The culture of the organization has to be that you don't let your customers down. A commitment is not just scheduling an install date or answering a phone call. It’s how you respond to a client in general. You want them to know that they can always count on you and that you’re committed to them. So make the extra effort to call them back or get that proposal delivered on time, because a little extra attention goes a long way.
Understand market price trends and react proactively
If you wait to be pushed by a customer to change a price that may be outdated, it means trouble. It's a "pay me now" or "pay me later" type of scenario. Would you rather take a 1 percent change in pricing, or a 100 percent change because a client walked away? Unfortunately, the latter can happen if you don't adjust your pricing accordingly. That’s why it’s essential to be proactive so that you can avoid client churn. However, you don’t want to react to every price change – if you do, you’ll be nothing but a commodity supplier and you’ll drive your business into the ground. The key is to understand the differences in products and the differences in pricing, and then make the appropriate decisions with your clients in mind.
When you bundle your offerings, it has two key effects. First, it’s harder for competitors to figure out exactly what the price of the component is, which gives you added protection. Second, from a client's point of view, the more you bundle the harder the decision to leave becomes. Try to bundle as much as you can without making it so complex that your team can’t communicate what the offering is to the client.
Communicate and listen
You should be consistently communicating with your clients about your services and what you’re providing them. For example, we all know that remote monitoring and management (RMM) is a key service in our industry. But remote management can mean out of sight, and you don’t want to be out of mind to your clients. The key thing you have to do as a business is to make sure they understand what you’re doing from a level of service point of view, and what you have done to protect them.
Similarly, you need to listen to your clients. The more you listen, the more you can be proactive. If you’re waiting until something happens then you’re in reaction mode, and that causes your options to become limited and your client base inevitably suffers.
Growing the Base
Above we talked about protecting the client base that you have, but there’s another key revenue and profitability consideration – how you can grow the monthly recurring revenue for each client. We all want that hockey stick graph going up and to the right, and there are two key things you can do to get there.
This doesn’t happen by itself. It has to be a concentrated and continual effort within your organization. First, you have to look at your client base and determine what services they do and do not use. Then, you have to determine which of your offerings you think they can use and benefit from. It’s always easier to sell to an existing client than it is to obtain a brand new one. Why? Because they already know you, what you offer and how you deliver your services. Essentially, you’ve already built a reputation and trust with them, so they’re more willing to listen to you and consider your services.
Be a vCIO
As a trusted advisor and vCIO, your focus should be on helping your clients’ business grow.

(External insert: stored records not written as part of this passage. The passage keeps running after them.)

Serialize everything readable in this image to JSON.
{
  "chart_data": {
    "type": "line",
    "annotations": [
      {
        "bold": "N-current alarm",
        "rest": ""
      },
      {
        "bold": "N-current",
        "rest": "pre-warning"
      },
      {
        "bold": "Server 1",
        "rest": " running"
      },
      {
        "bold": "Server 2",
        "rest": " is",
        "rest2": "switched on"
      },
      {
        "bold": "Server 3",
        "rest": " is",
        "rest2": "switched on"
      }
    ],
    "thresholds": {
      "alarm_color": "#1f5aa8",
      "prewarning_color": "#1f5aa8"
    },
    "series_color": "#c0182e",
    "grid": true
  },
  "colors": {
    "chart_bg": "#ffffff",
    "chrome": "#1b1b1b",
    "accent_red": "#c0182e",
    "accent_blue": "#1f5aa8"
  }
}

This gives you a great opportunity to set the technical stage for your company and lead an organization to a higher level of function.
Stay tuned for part 2 where we’ll talk about the second revenue fundamental: adding new clients to your base.
By Gretchen Hoffman
By Meaghan Moraes